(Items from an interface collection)
● ● ● ● ● ● ●

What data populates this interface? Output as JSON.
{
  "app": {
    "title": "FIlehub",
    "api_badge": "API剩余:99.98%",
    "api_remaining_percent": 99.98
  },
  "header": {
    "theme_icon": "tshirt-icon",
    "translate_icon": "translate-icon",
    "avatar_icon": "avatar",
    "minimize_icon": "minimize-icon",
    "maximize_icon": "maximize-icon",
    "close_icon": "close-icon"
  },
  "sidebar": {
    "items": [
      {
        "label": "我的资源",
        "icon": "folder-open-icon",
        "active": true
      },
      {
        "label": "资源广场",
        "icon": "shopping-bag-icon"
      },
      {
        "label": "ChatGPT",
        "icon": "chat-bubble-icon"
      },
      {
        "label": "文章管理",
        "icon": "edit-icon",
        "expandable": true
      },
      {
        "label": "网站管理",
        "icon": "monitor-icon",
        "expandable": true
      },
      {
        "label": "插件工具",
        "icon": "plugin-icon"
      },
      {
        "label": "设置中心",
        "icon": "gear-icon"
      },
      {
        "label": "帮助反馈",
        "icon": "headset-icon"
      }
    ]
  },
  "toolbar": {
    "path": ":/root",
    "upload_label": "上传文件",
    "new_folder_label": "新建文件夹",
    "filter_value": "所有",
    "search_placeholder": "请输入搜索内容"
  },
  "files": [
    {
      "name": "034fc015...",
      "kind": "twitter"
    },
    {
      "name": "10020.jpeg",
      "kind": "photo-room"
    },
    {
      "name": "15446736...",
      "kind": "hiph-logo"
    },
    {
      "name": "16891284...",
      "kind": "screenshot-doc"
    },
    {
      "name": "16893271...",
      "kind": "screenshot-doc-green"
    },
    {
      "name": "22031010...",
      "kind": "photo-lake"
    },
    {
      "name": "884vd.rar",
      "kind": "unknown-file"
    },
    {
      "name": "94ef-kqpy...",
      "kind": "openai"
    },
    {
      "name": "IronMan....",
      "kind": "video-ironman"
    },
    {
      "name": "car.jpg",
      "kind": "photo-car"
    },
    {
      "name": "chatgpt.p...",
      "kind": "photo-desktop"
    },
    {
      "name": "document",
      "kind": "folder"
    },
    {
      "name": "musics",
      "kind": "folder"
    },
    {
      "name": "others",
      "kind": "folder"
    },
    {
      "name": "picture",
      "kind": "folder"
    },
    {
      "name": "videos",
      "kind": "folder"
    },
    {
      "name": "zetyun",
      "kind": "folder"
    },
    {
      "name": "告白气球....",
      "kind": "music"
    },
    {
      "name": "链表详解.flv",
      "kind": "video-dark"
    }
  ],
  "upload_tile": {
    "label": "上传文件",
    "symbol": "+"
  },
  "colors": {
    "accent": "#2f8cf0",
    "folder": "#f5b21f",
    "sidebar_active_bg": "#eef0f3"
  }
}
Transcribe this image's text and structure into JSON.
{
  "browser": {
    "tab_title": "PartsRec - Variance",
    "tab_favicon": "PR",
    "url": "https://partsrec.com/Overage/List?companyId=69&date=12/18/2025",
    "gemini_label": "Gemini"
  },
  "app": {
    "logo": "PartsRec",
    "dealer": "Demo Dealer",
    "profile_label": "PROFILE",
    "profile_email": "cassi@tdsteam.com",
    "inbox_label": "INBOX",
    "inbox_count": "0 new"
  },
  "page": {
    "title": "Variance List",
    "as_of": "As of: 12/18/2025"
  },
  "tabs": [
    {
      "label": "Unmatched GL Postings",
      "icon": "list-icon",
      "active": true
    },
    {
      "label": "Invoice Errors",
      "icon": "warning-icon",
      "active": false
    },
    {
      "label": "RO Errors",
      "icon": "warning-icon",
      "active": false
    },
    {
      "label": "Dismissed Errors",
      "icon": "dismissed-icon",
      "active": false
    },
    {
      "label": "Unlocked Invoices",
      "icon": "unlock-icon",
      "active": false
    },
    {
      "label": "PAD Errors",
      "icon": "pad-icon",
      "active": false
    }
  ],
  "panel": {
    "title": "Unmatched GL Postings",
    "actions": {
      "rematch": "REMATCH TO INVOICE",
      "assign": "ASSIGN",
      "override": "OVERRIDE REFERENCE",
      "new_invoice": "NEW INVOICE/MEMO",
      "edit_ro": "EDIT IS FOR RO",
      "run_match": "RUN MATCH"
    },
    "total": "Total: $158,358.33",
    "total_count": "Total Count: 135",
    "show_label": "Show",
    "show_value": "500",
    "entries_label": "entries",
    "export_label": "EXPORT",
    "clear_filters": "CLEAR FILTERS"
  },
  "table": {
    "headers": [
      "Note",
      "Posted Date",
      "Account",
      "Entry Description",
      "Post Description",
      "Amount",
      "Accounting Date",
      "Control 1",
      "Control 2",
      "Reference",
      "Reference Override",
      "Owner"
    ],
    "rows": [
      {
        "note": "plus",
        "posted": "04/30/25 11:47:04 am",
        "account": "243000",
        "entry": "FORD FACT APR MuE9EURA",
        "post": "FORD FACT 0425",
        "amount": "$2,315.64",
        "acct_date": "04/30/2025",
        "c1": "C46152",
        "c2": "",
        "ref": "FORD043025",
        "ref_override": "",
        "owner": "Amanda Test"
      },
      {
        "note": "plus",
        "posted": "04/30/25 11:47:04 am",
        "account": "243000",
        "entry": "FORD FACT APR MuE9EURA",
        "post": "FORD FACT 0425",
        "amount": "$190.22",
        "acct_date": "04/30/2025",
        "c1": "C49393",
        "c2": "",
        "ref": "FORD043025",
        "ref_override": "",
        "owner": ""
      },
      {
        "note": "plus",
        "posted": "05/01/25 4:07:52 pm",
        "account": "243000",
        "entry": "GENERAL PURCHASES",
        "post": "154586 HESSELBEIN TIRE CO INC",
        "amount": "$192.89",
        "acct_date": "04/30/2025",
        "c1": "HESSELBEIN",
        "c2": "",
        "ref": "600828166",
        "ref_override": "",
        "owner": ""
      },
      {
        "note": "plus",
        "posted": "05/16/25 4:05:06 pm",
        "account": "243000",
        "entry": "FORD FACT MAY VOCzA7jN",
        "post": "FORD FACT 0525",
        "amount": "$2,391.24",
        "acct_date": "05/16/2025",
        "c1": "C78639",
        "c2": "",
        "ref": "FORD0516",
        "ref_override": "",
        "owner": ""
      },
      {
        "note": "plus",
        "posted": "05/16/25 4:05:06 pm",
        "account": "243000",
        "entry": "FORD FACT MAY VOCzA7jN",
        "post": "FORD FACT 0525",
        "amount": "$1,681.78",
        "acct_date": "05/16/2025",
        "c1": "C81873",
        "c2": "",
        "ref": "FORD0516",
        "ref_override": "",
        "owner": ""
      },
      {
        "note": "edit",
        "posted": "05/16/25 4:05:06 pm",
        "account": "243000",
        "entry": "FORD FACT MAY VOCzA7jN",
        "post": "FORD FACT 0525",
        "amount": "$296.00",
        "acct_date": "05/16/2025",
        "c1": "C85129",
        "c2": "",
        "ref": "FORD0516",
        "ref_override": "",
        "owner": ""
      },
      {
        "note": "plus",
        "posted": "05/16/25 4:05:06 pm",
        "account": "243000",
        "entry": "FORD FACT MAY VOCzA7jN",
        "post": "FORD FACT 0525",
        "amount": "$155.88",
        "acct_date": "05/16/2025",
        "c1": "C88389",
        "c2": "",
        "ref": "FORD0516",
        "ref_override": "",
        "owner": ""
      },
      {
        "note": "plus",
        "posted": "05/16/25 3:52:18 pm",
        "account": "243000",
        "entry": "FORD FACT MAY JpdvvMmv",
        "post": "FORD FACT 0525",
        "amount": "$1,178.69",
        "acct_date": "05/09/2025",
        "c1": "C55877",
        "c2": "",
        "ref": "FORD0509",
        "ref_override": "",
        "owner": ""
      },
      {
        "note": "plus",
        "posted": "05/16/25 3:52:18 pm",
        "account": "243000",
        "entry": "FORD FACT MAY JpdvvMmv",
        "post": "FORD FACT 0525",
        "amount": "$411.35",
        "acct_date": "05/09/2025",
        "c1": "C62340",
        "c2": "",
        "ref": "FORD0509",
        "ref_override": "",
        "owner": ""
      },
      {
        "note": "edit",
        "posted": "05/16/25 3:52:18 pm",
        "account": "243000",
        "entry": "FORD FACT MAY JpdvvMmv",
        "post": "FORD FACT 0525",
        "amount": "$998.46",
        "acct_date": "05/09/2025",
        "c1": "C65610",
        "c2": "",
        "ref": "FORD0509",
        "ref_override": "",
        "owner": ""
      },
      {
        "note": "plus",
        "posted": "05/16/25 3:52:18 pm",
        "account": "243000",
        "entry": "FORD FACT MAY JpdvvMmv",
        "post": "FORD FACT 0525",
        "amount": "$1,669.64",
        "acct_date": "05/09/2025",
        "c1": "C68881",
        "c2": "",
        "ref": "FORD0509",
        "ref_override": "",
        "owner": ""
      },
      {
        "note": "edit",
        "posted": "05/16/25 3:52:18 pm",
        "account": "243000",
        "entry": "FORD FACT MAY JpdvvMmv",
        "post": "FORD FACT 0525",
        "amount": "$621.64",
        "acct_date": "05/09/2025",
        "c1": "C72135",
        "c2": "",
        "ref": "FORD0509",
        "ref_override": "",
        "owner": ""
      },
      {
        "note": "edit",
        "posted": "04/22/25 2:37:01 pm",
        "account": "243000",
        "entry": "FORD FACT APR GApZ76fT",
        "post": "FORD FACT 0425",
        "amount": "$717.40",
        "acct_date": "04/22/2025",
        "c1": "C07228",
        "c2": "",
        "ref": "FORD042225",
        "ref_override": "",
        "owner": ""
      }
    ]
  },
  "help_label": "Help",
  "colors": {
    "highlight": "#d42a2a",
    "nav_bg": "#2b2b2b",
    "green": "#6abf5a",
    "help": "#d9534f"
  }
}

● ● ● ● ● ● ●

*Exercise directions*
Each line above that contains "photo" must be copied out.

*Reply to the task*
      "kind": "photo-room"
      "kind": "photo-lake"
      "kind": "photo-car"
      "kind": "photo-desktop"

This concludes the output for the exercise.